Recommend UsEmail this PagePersecution News RSS feedeGazetteAlislam.org Blog
Introduction & Updates
<<… Indonesia >>
>> Papers & Analysis
Monthly Newsreports
Media Reports
Press Releases
Facts & Figures
Individual Case Reports
Pakistan and Ahmadis
Critical Analysis/Archives
Persecution - In Pictures
United Nations, HCHR
Amnesty International
H.R.C.P.
US States Department
USSD C.I.R.F
Urdu Section
Feedback/Site Tools
Related Links
Loading

By Muhammad Zafrulla Khan
This concisely written text presents the teachings of Islam and their distinct superiority over various Articles that make up the Declaration of Human Rights adopted by the General Assembly of the United Nations and universally acclaimed as the greater charter of freedom. The author explains how 1400 years ago, Islam emancipated the poor and oppressed and gave the world the basic prescription for the respect and value of all human beings irrespective of class, colour or creed. Those instructions contained in the Holy Qur'an remain as relevant today as they were at the time that it was revealed. However, with the passage of time, some parts of Muslim society neglected Qur'anic teachings with an inevitable decline in moral standards.
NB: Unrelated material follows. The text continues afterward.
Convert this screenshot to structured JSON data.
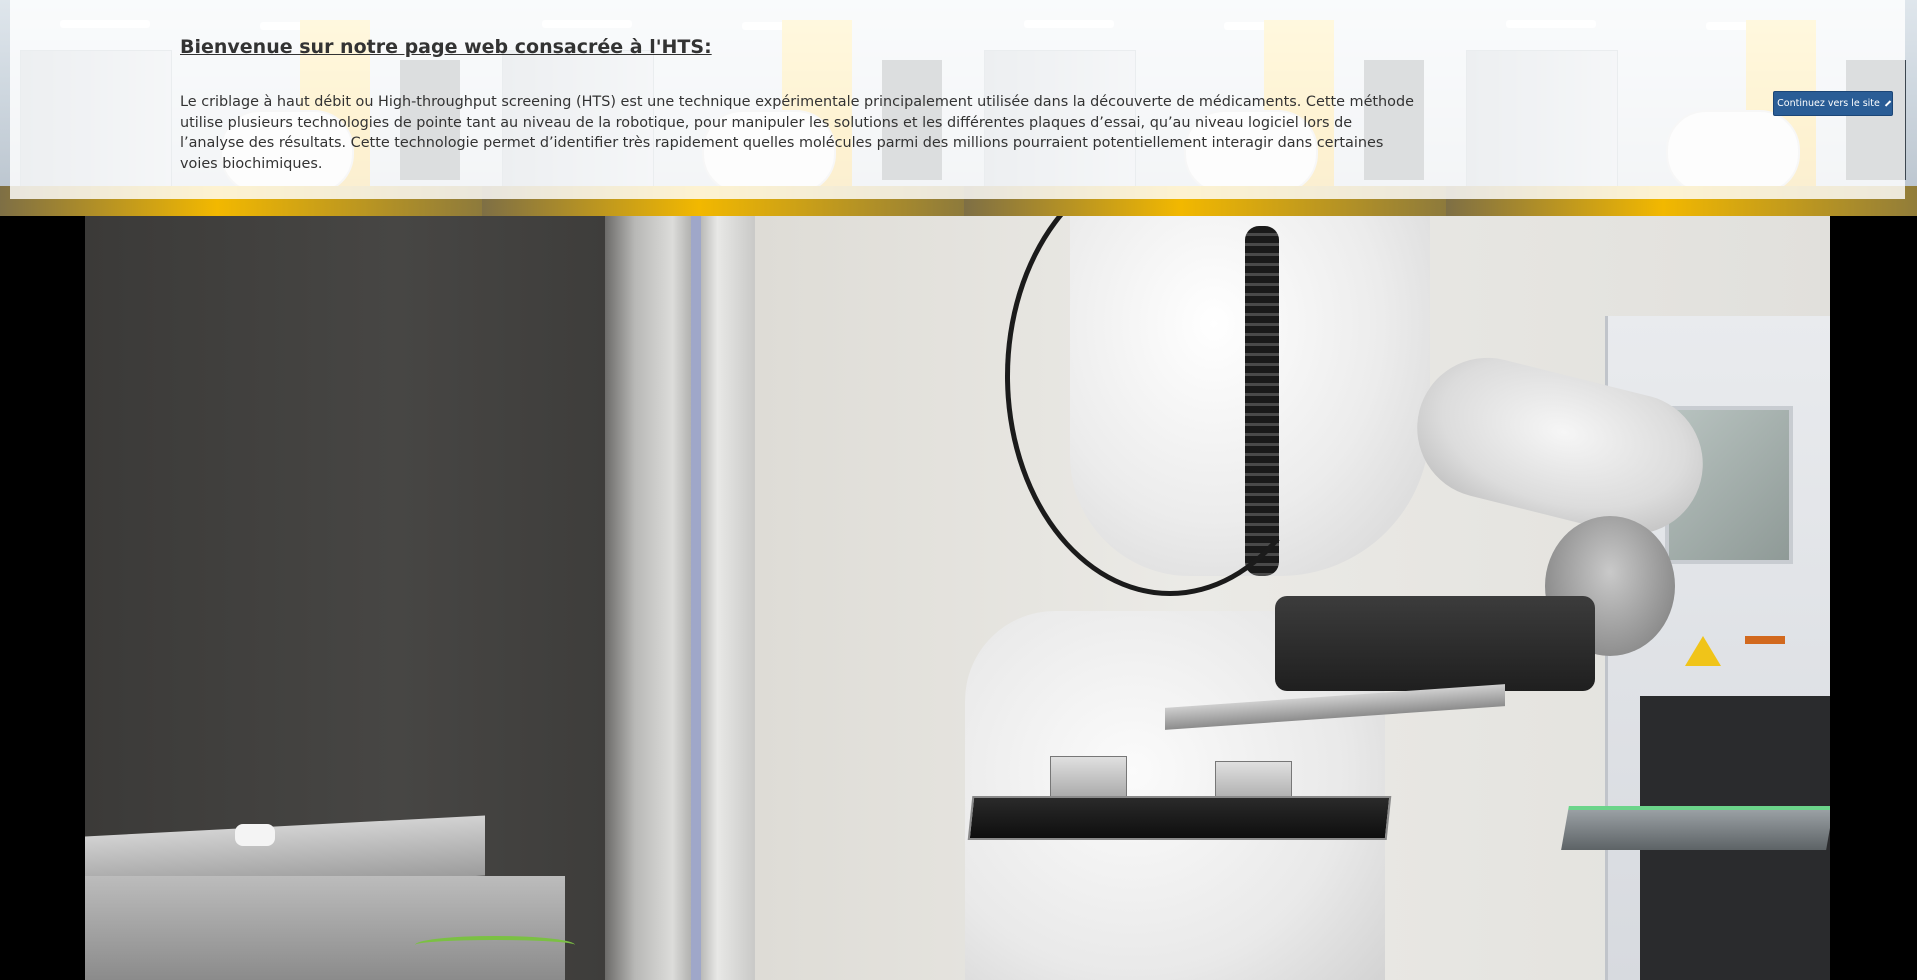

The author however concludes on an optimistic note that the revival of Islam is happening and with it a close adherence to the values laid out in the Holy Qur'an
US$7.00 [Order]

Home Worldwide Indonesia June, 2008 Indonesia tightens …
Indonesia tightens rules for sect
BBC Bews
Page last updated at 13:19 GMT, Monday, 9 June 2008 14:19 UK
Indonesia tightens rules for sect
Hardliners have mounted a sometimes violent anti-Ahmadiyah campaign
Hardliners have mounted a sometimes violent anti-Ahmadiyah campaign
The Indonesian government has announced tough restrictions on followers of the minority Ahmadiyah sect.

In the decree, the Ahmadiyah are warned they risk five years in jail if they do not stop spreading unorthodox beliefs and return to mainstream Islam.

The Indonesian constitution guarantees freedom of religion.

This latest move is widely seen as bowing to Islamic hardliners, who have stepped up a sometimes violent campaign against the nation’s 200,000 Ahmadiyah.

Last week dozens of pro-tolerance demonstrators were attacked by members of a militant Islamic group - and on Monday several thousand hardline Muslims again took to the streets in support of banning the sect.

The Ahmadiyah have views that are seen as controversial by mainstream Islamic society.

A widespread belief among sect members is that their founder, Mirza Ghulam Ahmad, was the final prophet of Islam - and not Muhammad.

’Deviant interpretation’

The religious affairs minister made the long-awaited announcement in a joint decree with the country’s interior minister and attorney general.

The text of the decree orders the sect to “stop spreading interpretations and activities which deviate from the principal teachings of Islam,” reported the news agency AFP.

Such activities included “the spreading of the belief that there is another prophet with his own teachings after Prophet Muhammad”.

There has been fierce debate in Indonesia over whether the country’s constitution allows the banning of religious practices, says the BBC’s Lucy Williamson in Jakarta.

The preamble to the decree insists that the decision is in line with Indonesia’s constitutional guarantees on freedom of religion, and with domestic and international laws on human rights, she says.

But many Indonesians are likely to disagree.

URL : http://news.bbc.co.uk/2/hi/asia-pacific/7443915.stm
Top of page